News

News readers, taxi drivers, waiting staff and the police more trustworthy than lawyers, new research shows

By on
4

Trust in judges also dips

Public trust in lawyers and judges has dropped over the past year, new research has shown.

A little over half (57%) of those surveyed by market research outfit Ipsos said they trusted lawyers, a 2% dip on the 2021 figure. The result means lawyers were deemed less likely to to tell the truth than television news readers (58%), the police (63%), taxi drivers (66%), and serving staff at restaurants (75%).

Public trust in judges also took a hit this year. The latest figures show 80% of the public trust members of the judiciary, again a 2% drop on the previous year’s result. Judges tied with professors on the trust-o-meter and sit just behind museum curators and teachers (both 81%).

The 2023 Legal Cheek Firms Most List

The research, based on the responses of over 1,000 members of the public, found nurses were the most trustworthy (89%) and politicians the least (12%).

4 Comments

Mark

Notwithstanding that these surveys are often based on stereotypical biases that the public has, in conjunction with an extremely small sample size, it always amazes me the disparity between trust in judges and trust in lawyers when the majority of salaried judges are former lawyers or still in practice as fee paid judges. Perhaps the public don’t understand that fact

(9)(0)

No

Nurses top? This crass fetishisation of the NHS has to be addressed.

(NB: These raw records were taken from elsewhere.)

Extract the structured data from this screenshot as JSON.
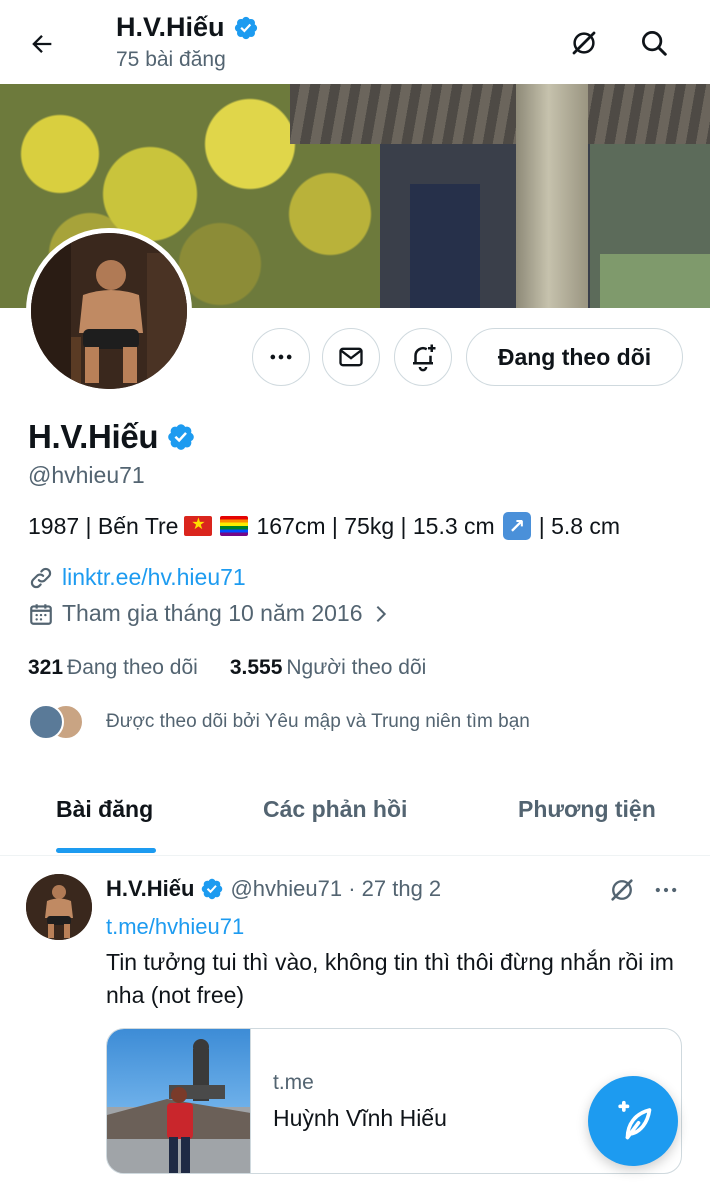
{
  "header": {
    "name": "H.V.Hiếu",
    "post_count": "75 bài đăng"
  },
  "profile": {
    "name": "H.V.Hiếu",
    "handle": "@hvhieu71",
    "bio": {
      "part1": "1987 | Bến Tre",
      "part2": "167cm | 75kg | 15.3 cm",
      "part3": "| 5.8 cm"
    },
    "link": "linktr.ee/hv.hieu71",
    "joined": "Tham gia tháng 10 năm 2016",
    "following_count": "321",
    "following_label": "Đang theo dõi",
    "followers_count": "3.555",
    "followers_label": "Người theo dõi",
    "followed_by": "Được theo dõi bởi Yêu mập và Trung niên tìm bạn",
    "follow_button": "Đang theo dõi"
  },
  "tabs": [
    {
      "label": "Bài đăng",
      "active": true
    },
    {
      "label": "Các phản hồi",
      "active": false
    },
    {
      "label": "Phương tiện",
      "active": false
    }
  ],
  "post": {
    "name": "H.V.Hiếu",
    "handle_date": "@hvhieu71 · 27 thg 2",
    "link": "t.me/hvhieu71",
    "text": "Tin tưởng tui thì vào, không tin thì thôi đừng nhắn rồi im nha (not free)",
    "card": {
      "domain": "t.me",
      "title": "Huỳnh Vĩnh Hiếu"
    }
  },
  "colors": {
    "accent": "#1d9bf0",
    "secondary_text": "#536471",
    "border": "#cfd9de"
  },
  "icons": [
    "back-arrow-icon",
    "verified-badge-icon",
    "grok-icon",
    "search-icon",
    "more-icon",
    "mail-icon",
    "notification-add-icon",
    "link-icon",
    "calendar-icon",
    "chevron-right-icon",
    "compose-icon"
  ]
}
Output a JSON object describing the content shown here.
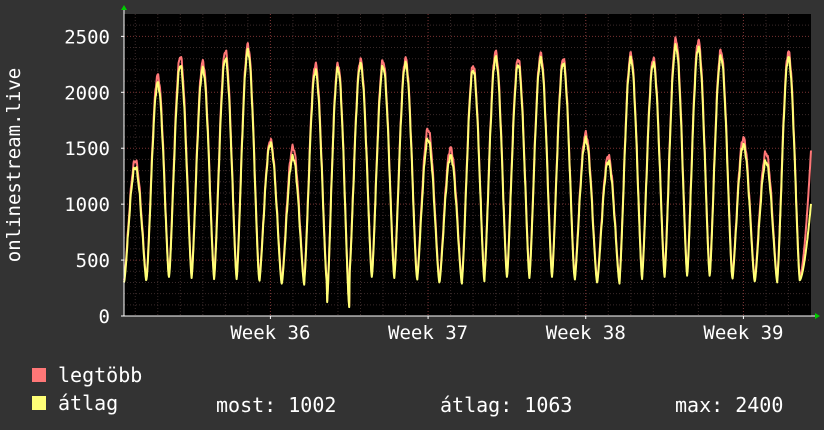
{
  "chart_data": {
    "type": "line",
    "ylabel": "onlinestream.live",
    "ylim": [
      0,
      2700
    ],
    "y_ticks": [
      0,
      500,
      1000,
      1500,
      2000,
      2500
    ],
    "x_tick_labels": [
      "Week 36",
      "Week 37",
      "Week 38",
      "Week 39"
    ],
    "x_tick_days": [
      6.5,
      13.5,
      20.5,
      27.5
    ],
    "days": 30.5,
    "grid": true,
    "legend_position": "bottom-left",
    "series": [
      {
        "name": "legtöbb",
        "color": "#ff7777",
        "daily": [
          {
            "peak": 1390,
            "trough": 320
          },
          {
            "peak": 2150,
            "trough": 340
          },
          {
            "peak": 2320,
            "trough": 370
          },
          {
            "peak": 2270,
            "trough": 360
          },
          {
            "peak": 2370,
            "trough": 350
          },
          {
            "peak": 2420,
            "trough": 350
          },
          {
            "peak": 1570,
            "trough": 310
          },
          {
            "peak": 1510,
            "trough": 300
          },
          {
            "peak": 2250,
            "trough": 330
          },
          {
            "peak": 2250,
            "trough": 90
          },
          {
            "peak": 2290,
            "trough": 370
          },
          {
            "peak": 2280,
            "trough": 360
          },
          {
            "peak": 2300,
            "trough": 370
          },
          {
            "peak": 1670,
            "trough": 320
          },
          {
            "peak": 1500,
            "trough": 310
          },
          {
            "peak": 2240,
            "trough": 330
          },
          {
            "peak": 2360,
            "trough": 370
          },
          {
            "peak": 2300,
            "trough": 360
          },
          {
            "peak": 2340,
            "trough": 370
          },
          {
            "peak": 2300,
            "trough": 370
          },
          {
            "peak": 1630,
            "trough": 320
          },
          {
            "peak": 1430,
            "trough": 310
          },
          {
            "peak": 2340,
            "trough": 350
          },
          {
            "peak": 2300,
            "trough": 370
          },
          {
            "peak": 2470,
            "trough": 380
          },
          {
            "peak": 2460,
            "trough": 380
          },
          {
            "peak": 2370,
            "trough": 370
          },
          {
            "peak": 1590,
            "trough": 330
          },
          {
            "peak": 1460,
            "trough": 320
          },
          {
            "peak": 2360,
            "trough": 340
          }
        ],
        "end_value": 1480
      },
      {
        "name": "átlag",
        "color": "#ffff77",
        "daily": [
          {
            "peak": 1330,
            "trough": 300
          },
          {
            "peak": 2080,
            "trough": 330
          },
          {
            "peak": 2240,
            "trough": 350
          },
          {
            "peak": 2210,
            "trough": 340
          },
          {
            "peak": 2300,
            "trough": 330
          },
          {
            "peak": 2370,
            "trough": 330
          },
          {
            "peak": 1540,
            "trough": 290
          },
          {
            "peak": 1420,
            "trough": 280
          },
          {
            "peak": 2190,
            "trough": 310
          },
          {
            "peak": 2210,
            "trough": 80
          },
          {
            "peak": 2250,
            "trough": 350
          },
          {
            "peak": 2230,
            "trough": 340
          },
          {
            "peak": 2260,
            "trough": 350
          },
          {
            "peak": 1580,
            "trough": 300
          },
          {
            "peak": 1430,
            "trough": 290
          },
          {
            "peak": 2200,
            "trough": 310
          },
          {
            "peak": 2310,
            "trough": 350
          },
          {
            "peak": 2250,
            "trough": 340
          },
          {
            "peak": 2300,
            "trough": 350
          },
          {
            "peak": 2260,
            "trough": 350
          },
          {
            "peak": 1580,
            "trough": 300
          },
          {
            "peak": 1380,
            "trough": 290
          },
          {
            "peak": 2300,
            "trough": 330
          },
          {
            "peak": 2260,
            "trough": 350
          },
          {
            "peak": 2410,
            "trough": 360
          },
          {
            "peak": 2400,
            "trough": 360
          },
          {
            "peak": 2320,
            "trough": 350
          },
          {
            "peak": 1530,
            "trough": 310
          },
          {
            "peak": 1380,
            "trough": 300
          },
          {
            "peak": 2310,
            "trough": 320
          }
        ],
        "end_value": 1002
      }
    ]
  },
  "legend": {
    "max_label": "legtöbb",
    "avg_label": "átlag",
    "max_color": "#ff7777",
    "avg_color": "#ffff77"
  },
  "stats": {
    "now": "most: 1002",
    "avg": "átlag: 1063",
    "max": "max: 2400"
  }
}
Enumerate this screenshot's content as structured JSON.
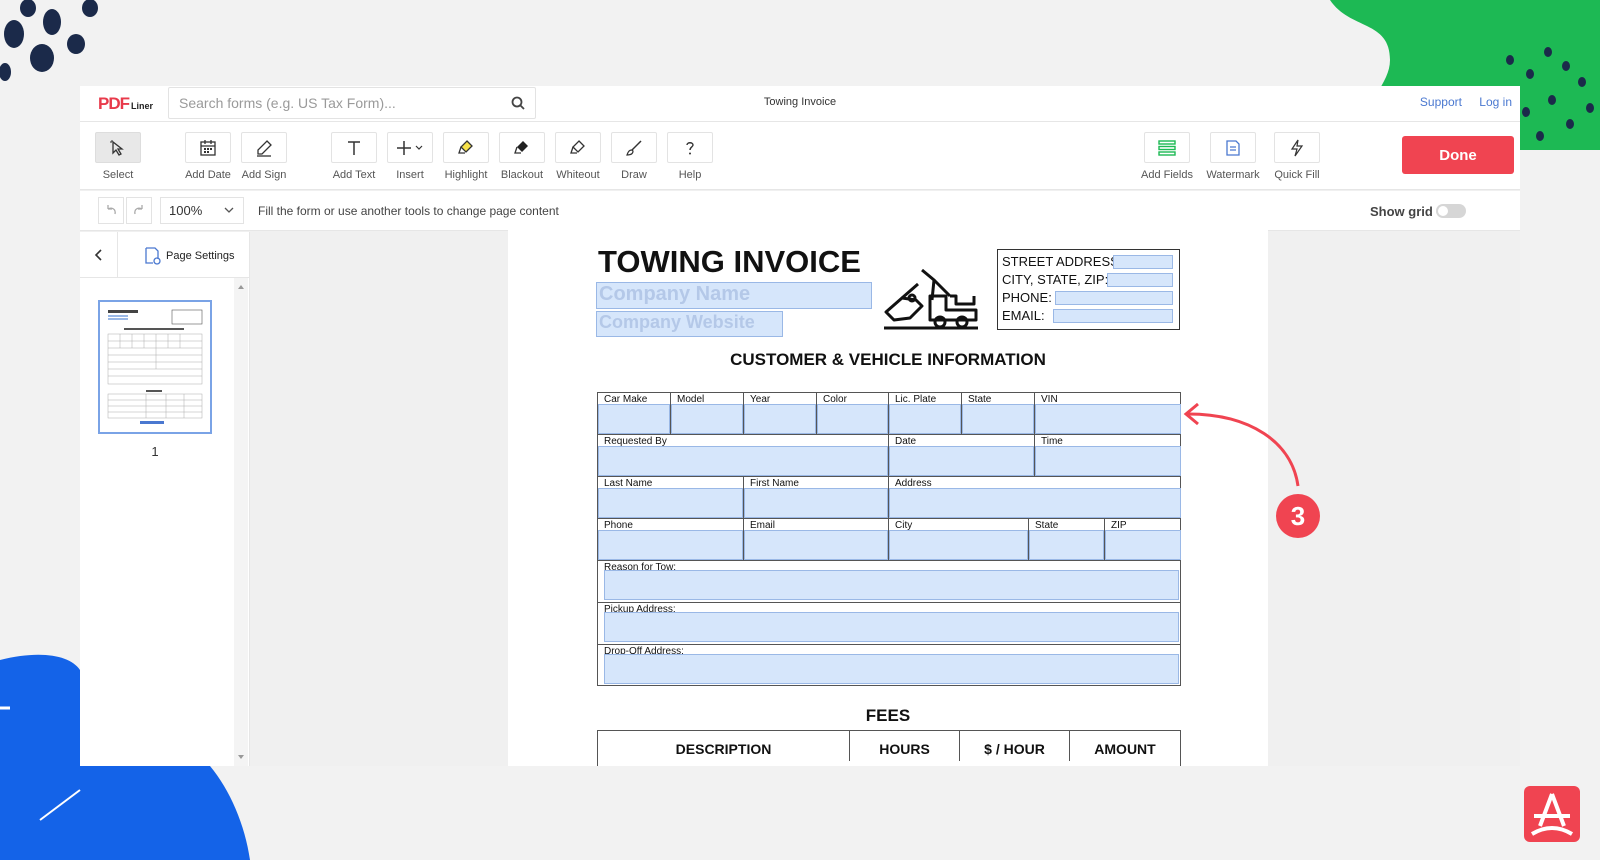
{
  "topbar": {
    "logo_main": "PDF",
    "logo_sub": "Liner",
    "search_placeholder": "Search forms (e.g. US Tax Form)...",
    "document_title": "Towing Invoice",
    "support_link": "Support",
    "login_link": "Log in"
  },
  "toolbar": {
    "tools": [
      {
        "label": "Select",
        "icon": "cursor-icon"
      },
      {
        "label": "Add Date",
        "icon": "calendar-icon"
      },
      {
        "label": "Add Sign",
        "icon": "pen-sign-icon"
      },
      {
        "label": "Add Text",
        "icon": "text-icon"
      },
      {
        "label": "Insert",
        "icon": "plus-icon"
      },
      {
        "label": "Highlight",
        "icon": "highlighter-icon"
      },
      {
        "label": "Blackout",
        "icon": "marker-black-icon"
      },
      {
        "label": "Whiteout",
        "icon": "marker-white-icon"
      },
      {
        "label": "Draw",
        "icon": "brush-icon"
      },
      {
        "label": "Help",
        "icon": "question-icon"
      },
      {
        "label": "Add Fields",
        "icon": "fields-icon"
      },
      {
        "label": "Watermark",
        "icon": "watermark-icon"
      },
      {
        "label": "Quick Fill",
        "icon": "lightning-icon"
      }
    ],
    "done_label": "Done",
    "accent": "#f04451"
  },
  "subbar": {
    "zoom": "100%",
    "hint": "Fill the form or use another tools to change page content",
    "show_grid_label": "Show grid",
    "show_grid_on": false
  },
  "sidebar": {
    "page_settings_label": "Page Settings",
    "thumb_page_number": "1"
  },
  "document": {
    "title": "TOWING INVOICE",
    "company_name_placeholder": "Company Name",
    "company_website_placeholder": "Company Website",
    "address_labels": [
      "STREET ADDRESS:",
      "CITY, STATE, ZIP:",
      "PHONE:",
      "EMAIL:"
    ],
    "section_customer": "CUSTOMER & VEHICLE INFORMATION",
    "row1": [
      "Car Make",
      "Model",
      "Year",
      "Color",
      "Lic. Plate",
      "State",
      "VIN"
    ],
    "row2": [
      "Requested By",
      "Date",
      "Time"
    ],
    "row3": [
      "Last Name",
      "First Name",
      "Address"
    ],
    "row4": [
      "Phone",
      "Email",
      "City",
      "State",
      "ZIP"
    ],
    "reason_label": "Reason for Tow:",
    "pickup_label": "Pickup Address:",
    "dropoff_label": "Drop-Off Address:",
    "section_fees": "FEES",
    "fees_headers": [
      "DESCRIPTION",
      "HOURS",
      "$ / HOUR",
      "AMOUNT"
    ]
  },
  "annotation": {
    "step_number": "3",
    "color": "#f04451"
  }
}
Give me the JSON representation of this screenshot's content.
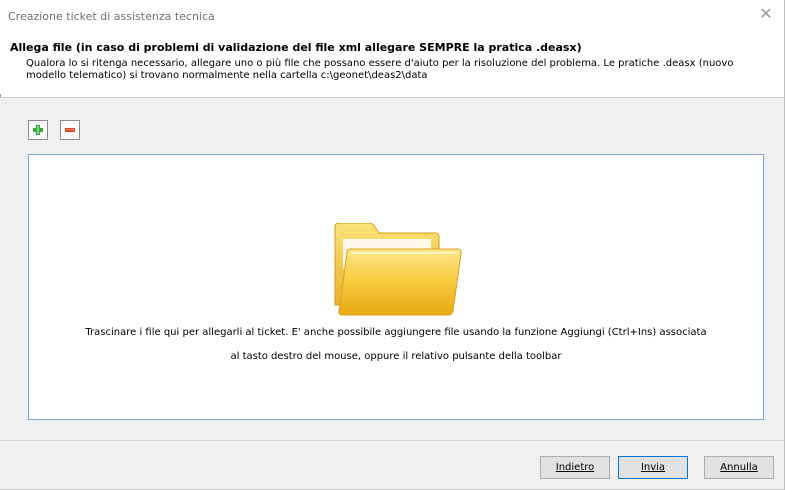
{
  "window": {
    "title": "Creazione ticket di assistenza tecnica"
  },
  "header": {
    "title": "Allega file (in caso di problemi di validazione del file xml allegare SEMPRE la pratica .deasx)",
    "description": "Qualora lo si ritenga necessario, allegare uno o più file che possano essere d'aiuto per la risoluzione del problema. Le pratiche .deasx (nuovo modello telematico) si trovano normalmente nella cartella c:\\geonet\\deas2\\data"
  },
  "toolbar": {
    "add_icon": "plus-icon",
    "remove_icon": "minus-icon",
    "add_color": "#3aa63a",
    "remove_color": "#e04a2a"
  },
  "drop_area": {
    "icon": "folder-icon",
    "line1": "Trascinare i file qui per allegarli al ticket.  E' anche possibile aggiungere file usando la funzione Aggiungi (Ctrl+Ins) associata",
    "line2": "al tasto destro del mouse, oppure il relativo pulsante della toolbar"
  },
  "buttons": {
    "back": "Indietro",
    "send": "Invia",
    "cancel": "Annulla"
  },
  "colors": {
    "accent": "#0078d7",
    "drop_border": "#7aa7d4",
    "folder": "#f6c94a"
  }
}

(6)(0)

Anonymous

Who cares? The general public knows nothing about what “lawyers” actually do. They are all lumped into one big vague category.

Today I have (1) drafted a share purchase agreement; (2) advised a company on a regulatory matter; (3) taken instructions on an asset purchase; and (4) supervised a due diligence report. Hardly anything evil or corrupt, although that would be so much more fun.

(5)(0)

I see you

But you’re sleeping with the married secretary aren’t you? Slightly evil

(0)(0)

Comments are closed.

Related Stories